EXERCISE DETAILS: The entries below are to be returned as written, with all pictures dropped.

START MATERIAL TO PROCESS

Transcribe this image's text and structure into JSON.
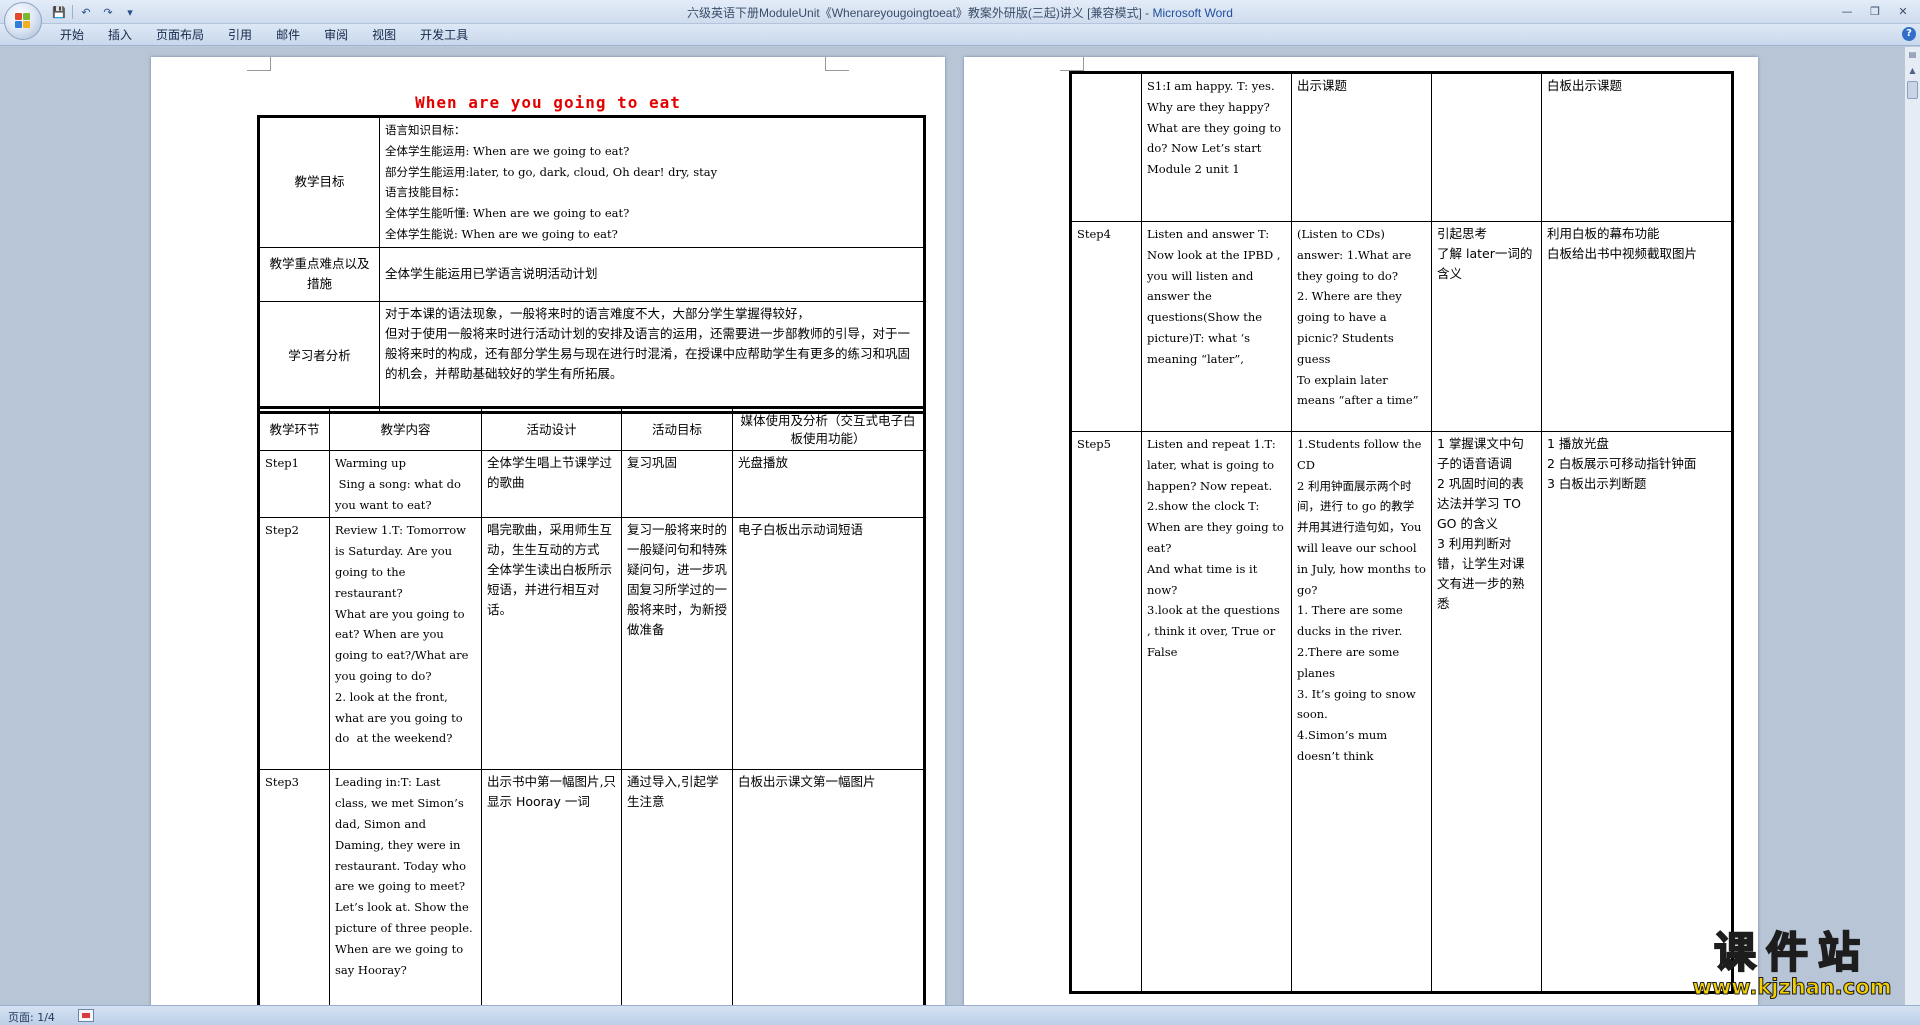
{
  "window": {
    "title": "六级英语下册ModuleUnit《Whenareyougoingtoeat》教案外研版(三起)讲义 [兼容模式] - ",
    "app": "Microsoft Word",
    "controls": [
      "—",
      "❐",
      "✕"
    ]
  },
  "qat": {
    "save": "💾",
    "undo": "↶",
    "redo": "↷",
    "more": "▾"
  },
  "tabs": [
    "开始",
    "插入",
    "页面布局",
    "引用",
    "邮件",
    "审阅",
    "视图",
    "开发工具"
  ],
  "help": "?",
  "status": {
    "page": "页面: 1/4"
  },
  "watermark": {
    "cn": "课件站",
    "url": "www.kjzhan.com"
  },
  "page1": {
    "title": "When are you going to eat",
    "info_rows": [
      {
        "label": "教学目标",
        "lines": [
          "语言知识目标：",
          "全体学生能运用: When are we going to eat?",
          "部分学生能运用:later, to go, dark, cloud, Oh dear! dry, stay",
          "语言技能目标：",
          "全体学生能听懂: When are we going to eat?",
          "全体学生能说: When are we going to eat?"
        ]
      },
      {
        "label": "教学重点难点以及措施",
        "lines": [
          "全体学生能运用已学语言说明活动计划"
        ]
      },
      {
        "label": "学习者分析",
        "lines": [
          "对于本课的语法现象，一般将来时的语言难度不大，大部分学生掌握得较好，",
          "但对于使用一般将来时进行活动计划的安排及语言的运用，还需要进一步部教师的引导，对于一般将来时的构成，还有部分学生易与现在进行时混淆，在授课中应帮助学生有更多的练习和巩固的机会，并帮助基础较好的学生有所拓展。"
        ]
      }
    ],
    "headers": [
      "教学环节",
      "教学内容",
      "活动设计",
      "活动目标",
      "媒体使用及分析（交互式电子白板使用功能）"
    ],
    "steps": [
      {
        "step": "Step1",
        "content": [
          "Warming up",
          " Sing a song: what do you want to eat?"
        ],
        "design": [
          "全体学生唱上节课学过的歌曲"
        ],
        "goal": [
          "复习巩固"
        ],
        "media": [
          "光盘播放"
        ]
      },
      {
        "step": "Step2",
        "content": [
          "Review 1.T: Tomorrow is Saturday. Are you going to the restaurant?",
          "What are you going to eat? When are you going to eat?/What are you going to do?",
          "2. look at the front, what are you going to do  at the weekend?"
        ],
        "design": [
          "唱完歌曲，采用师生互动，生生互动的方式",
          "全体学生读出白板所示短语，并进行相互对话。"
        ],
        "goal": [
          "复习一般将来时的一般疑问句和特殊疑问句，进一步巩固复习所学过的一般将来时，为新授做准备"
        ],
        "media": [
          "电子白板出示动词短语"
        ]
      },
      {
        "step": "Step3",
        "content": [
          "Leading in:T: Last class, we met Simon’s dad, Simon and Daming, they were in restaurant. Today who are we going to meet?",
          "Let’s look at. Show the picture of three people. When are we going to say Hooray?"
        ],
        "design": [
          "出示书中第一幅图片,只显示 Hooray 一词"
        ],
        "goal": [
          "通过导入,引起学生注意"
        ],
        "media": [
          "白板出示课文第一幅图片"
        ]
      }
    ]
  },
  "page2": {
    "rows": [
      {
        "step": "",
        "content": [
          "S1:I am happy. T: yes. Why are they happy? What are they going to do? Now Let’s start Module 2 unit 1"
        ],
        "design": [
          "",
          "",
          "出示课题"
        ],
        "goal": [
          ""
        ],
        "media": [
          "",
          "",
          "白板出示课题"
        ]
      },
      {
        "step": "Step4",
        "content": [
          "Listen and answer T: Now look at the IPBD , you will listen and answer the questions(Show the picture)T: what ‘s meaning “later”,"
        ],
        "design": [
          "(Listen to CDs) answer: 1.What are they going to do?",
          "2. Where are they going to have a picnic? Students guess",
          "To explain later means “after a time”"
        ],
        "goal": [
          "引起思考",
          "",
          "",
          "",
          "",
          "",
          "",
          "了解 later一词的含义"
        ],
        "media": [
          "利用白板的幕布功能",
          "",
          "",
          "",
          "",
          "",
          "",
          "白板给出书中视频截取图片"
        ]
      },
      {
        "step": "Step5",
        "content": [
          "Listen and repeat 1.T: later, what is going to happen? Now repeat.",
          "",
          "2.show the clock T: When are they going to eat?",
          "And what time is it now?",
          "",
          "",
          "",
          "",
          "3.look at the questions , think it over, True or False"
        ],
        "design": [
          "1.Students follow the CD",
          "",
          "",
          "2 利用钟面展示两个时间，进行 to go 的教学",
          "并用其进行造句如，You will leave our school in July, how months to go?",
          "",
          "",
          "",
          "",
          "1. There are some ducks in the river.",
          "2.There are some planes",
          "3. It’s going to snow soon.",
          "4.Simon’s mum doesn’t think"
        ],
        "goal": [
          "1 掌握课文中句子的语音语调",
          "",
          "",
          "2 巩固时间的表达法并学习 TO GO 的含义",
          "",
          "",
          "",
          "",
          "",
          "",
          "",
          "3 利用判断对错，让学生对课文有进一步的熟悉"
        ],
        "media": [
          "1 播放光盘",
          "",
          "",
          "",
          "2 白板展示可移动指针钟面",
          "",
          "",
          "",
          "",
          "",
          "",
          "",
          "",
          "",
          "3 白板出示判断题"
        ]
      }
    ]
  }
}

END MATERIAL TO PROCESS

ANSWER TO THE EXERCISE:
Transcribe this image's text and structure into JSON.
{
  "window": {
    "title": "六级英语下册ModuleUnit《Whenareyougoingtoeat》教案外研版(三起)讲义 [兼容模式] - ",
    "app": "Microsoft Word",
    "controls": [
      "—",
      "❐",
      "✕"
    ]
  },
  "qat": {
    "save": "💾",
    "undo": "↶",
    "redo": "↷",
    "more": "▾"
  },
  "tabs": [
    "开始",
    "插入",
    "页面布局",
    "引用",
    "邮件",
    "审阅",
    "视图",
    "开发工具"
  ],
  "help": "?",
  "status": {
    "page": "页面: 1/4"
  },
  "watermark": {
    "cn": "课件站",
    "url": "www.kjzhan.com"
  },
  "page1": {
    "title": "When are you going to eat",
    "info_rows": [
      {
        "label": "教学目标",
        "lines": [
          "语言知识目标：",
          "全体学生能运用: When are we going to eat?",
          "部分学生能运用:later, to go, dark, cloud, Oh dear! dry, stay",
          "语言技能目标：",
          "全体学生能听懂: When are we going to eat?",
          "全体学生能说: When are we going to eat?"
        ]
      },
      {
        "label": "教学重点难点以及措施",
        "lines": [
          "全体学生能运用已学语言说明活动计划"
        ]
      },
      {
        "label": "学习者分析",
        "lines": [
          "对于本课的语法现象，一般将来时的语言难度不大，大部分学生掌握得较好，",
          "但对于使用一般将来时进行活动计划的安排及语言的运用，还需要进一步部教师的引导，对于一般将来时的构成，还有部分学生易与现在进行时混淆，在授课中应帮助学生有更多的练习和巩固的机会，并帮助基础较好的学生有所拓展。"
        ]
      }
    ],
    "headers": [
      "教学环节",
      "教学内容",
      "活动设计",
      "活动目标",
      "媒体使用及分析（交互式电子白板使用功能）"
    ],
    "steps": [
      {
        "step": "Step1",
        "content": [
          "Warming up",
          " Sing a song: what do you want to eat?"
        ],
        "design": [
          "全体学生唱上节课学过的歌曲"
        ],
        "goal": [
          "复习巩固"
        ],
        "media": [
          "光盘播放"
        ]
      },
      {
        "step": "Step2",
        "content": [
          "Review 1.T: Tomorrow is Saturday. Are you going to the restaurant?",
          "What are you going to eat? When are you going to eat?/What are you going to do?",
          "2. look at the front, what are you going to do  at the weekend?"
        ],
        "design": [
          "唱完歌曲，采用师生互动，生生互动的方式",
          "全体学生读出白板所示短语，并进行相互对话。"
        ],
        "goal": [
          "复习一般将来时的一般疑问句和特殊疑问句，进一步巩固复习所学过的一般将来时，为新授做准备"
        ],
        "media": [
          "电子白板出示动词短语"
        ]
      },
      {
        "step": "Step3",
        "content": [
          "Leading in:T: Last class, we met Simon’s dad, Simon and Daming, they were in restaurant. Today who are we going to meet?",
          "Let’s look at. Show the picture of three people. When are we going to say Hooray?"
        ],
        "design": [
          "出示书中第一幅图片,只显示 Hooray 一词"
        ],
        "goal": [
          "通过导入,引起学生注意"
        ],
        "media": [
          "白板出示课文第一幅图片"
        ]
      }
    ]
  },
  "page2": {
    "rows": [
      {
        "step": "",
        "content": [
          "S1:I am happy. T: yes. Why are they happy? What are they going to do? Now Let’s start Module 2 unit 1"
        ],
        "design": [
          "",
          "",
          "出示课题"
        ],
        "goal": [
          ""
        ],
        "media": [
          "",
          "",
          "白板出示课题"
        ]
      },
      {
        "step": "Step4",
        "content": [
          "Listen and answer T: Now look at the IPBD , you will listen and answer the questions(Show the picture)T: what ‘s meaning “later”,"
        ],
        "design": [
          "(Listen to CDs) answer: 1.What are they going to do?",
          "2. Where are they going to have a picnic? Students guess",
          "To explain later means “after a time”"
        ],
        "goal": [
          "引起思考",
          "",
          "",
          "",
          "",
          "",
          "",
          "了解 later一词的含义"
        ],
        "media": [
          "利用白板的幕布功能",
          "",
          "",
          "",
          "",
          "",
          "",
          "白板给出书中视频截取图片"
        ]
      },
      {
        "step": "Step5",
        "content": [
          "Listen and repeat 1.T: later, what is going to happen? Now repeat.",
          "",
          "2.show the clock T: When are they going to eat?",
          "And what time is it now?",
          "",
          "",
          "",
          "",
          "3.look at the questions , think it over, True or False"
        ],
        "design": [
          "1.Students follow the CD",
          "",
          "",
          "2 利用钟面展示两个时间，进行 to go 的教学",
          "并用其进行造句如，You will leave our school in July, how months to go?",
          "",
          "",
          "",
          "",
          "1. There are some ducks in the river.",
          "2.There are some planes",
          "3. It’s going to snow soon.",
          "4.Simon’s mum doesn’t think"
        ],
        "goal": [
          "1 掌握课文中句子的语音语调",
          "",
          "",
          "2 巩固时间的表达法并学习 TO GO 的含义",
          "",
          "",
          "",
          "",
          "",
          "",
          "",
          "3 利用判断对错，让学生对课文有进一步的熟悉"
        ],
        "media": [
          "1 播放光盘",
          "",
          "",
          "",
          "2 白板展示可移动指针钟面",
          "",
          "",
          "",
          "",
          "",
          "",
          "",
          "",
          "",
          "3 白板出示判断题"
        ]
      }
    ]
  }
}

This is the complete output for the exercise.